One of those at table with Jesus said to him, “Blessed is the one who will dine in the Kingdom of God.” He replied to him, “A man gave a great dinner to which he invited many. When the time for the dinner came, he dispatched his servant to say to those invited, ‘Come, everything is now ready.’ But one by one, they all began to excuse themselves. The first said to him, ‘I have purchased a field and must go to examine it; I ask you, consider me excused.’ And another said, ‘I have purchased five yoke of oxen and am on my way to evaluate them; I ask you, consider me excused.’ And another said, ‘I have just married a woman, and therefore I cannot come.’ The servant went and reported this to his master. Then the master of the house in a rage commanded his servant, ‘Go out quickly into the streets and alleys of the town and bring in here the poor and the crippled, the blind and the lame.’ The servant reported, ‘Sir, your orders have been carried out and still there is room.’ The master then ordered the servant, ‘Go out to the highways and hedgerows and make people come in that my home may be filled. For, I tell you, none of those men who were invited will taste my dinner.'” – Luke 14:15-24 NASB

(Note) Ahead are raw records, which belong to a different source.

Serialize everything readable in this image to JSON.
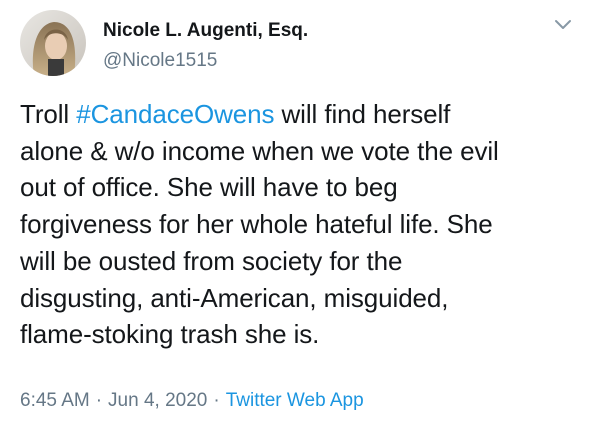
{
  "author": {
    "display_name": "Nicole L. Augenti, Esq.",
    "handle": "@Nicole1515",
    "avatar_icon": "profile-photo-avatar"
  },
  "menu": {
    "icon": "chevron-down-icon"
  },
  "tweet": {
    "line1_prefix": "Troll ",
    "hashtag": "#CandaceOwens",
    "line1_suffix": " will find herself",
    "line2": "alone & w/o income when we vote the evil",
    "line3": "out of office. She will have to beg",
    "line4": "forgiveness for her whole hateful life. She",
    "line5": "will be ousted from society for the",
    "line6": "disgusting, anti-American, misguided,",
    "line7": "flame-stoking trash she is."
  },
  "meta": {
    "time": "6:45 AM",
    "separator": "·",
    "date": "Jun 4, 2020",
    "source": "Twitter Web App"
  },
  "colors": {
    "text": "#14171a",
    "secondary": "#657786",
    "link": "#1b95e0",
    "background": "#ffffff"
  }
}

Some of the happiest moments of our lives are spent around a banquet table. Milestones are celebrated there, friendships grow deeper, and relationships are renewed. Could this be why Jesus so frequently used this image to describe heaven? Let’s spend a moment thinking about the joy of heaven, of this never-ending feast. We cannot fathom what it will be like to see God and the inexhaustible beauty of his Triune majesty. And the company will be great! In the heavenly banquet, it doesn’t matter where you sit: you’ll be next to a saint, and the conversation will be beautiful!
Going to a banquet takes some effort. You need to get a babysitter, pick out something to wear and possibly alter previous plans. If the invitation isn’t valued, that effort won’t be forthcoming; instead, you will make excuses. They may express a reality—those oxen are ready to go!—but they camouflage the real issue: that particular banquet doesn’t seem worth it. This should make us reflect on the excuses we have about our spiritual lives. Do they mask a growing spiritual mediocrity?
The master of the house is upset because the people that should have been the first to accept his invitation turn him down. But everything is purchased, and the party is ready to go. Someone will have a chance to enjoy it. Here perhaps is another angle for reflection: We are that master’s servants. He wants his house to be filled, and he needs us to make it happen. The servants are quick and agile, and they understand what the master wants: “There’s still room!” So too, let’s ask the Lord to give us apostolic hearts that won’t rest until the house is full. What a feast that will be!
As you speak with the Lord today, say, “Lord Jesus, I am looking forward to the day when we will be with you at the feast of the Kingdom of Heaven. Help me to understand that the joy and happiness of that banquet are worth the sacrifice of any worldly priority. So often I have excuses. Give me strength never to be pulled away from you.”
Resolve to accept God’s invitation and not put anything in front of your prayer life today.
Peace and Blessings.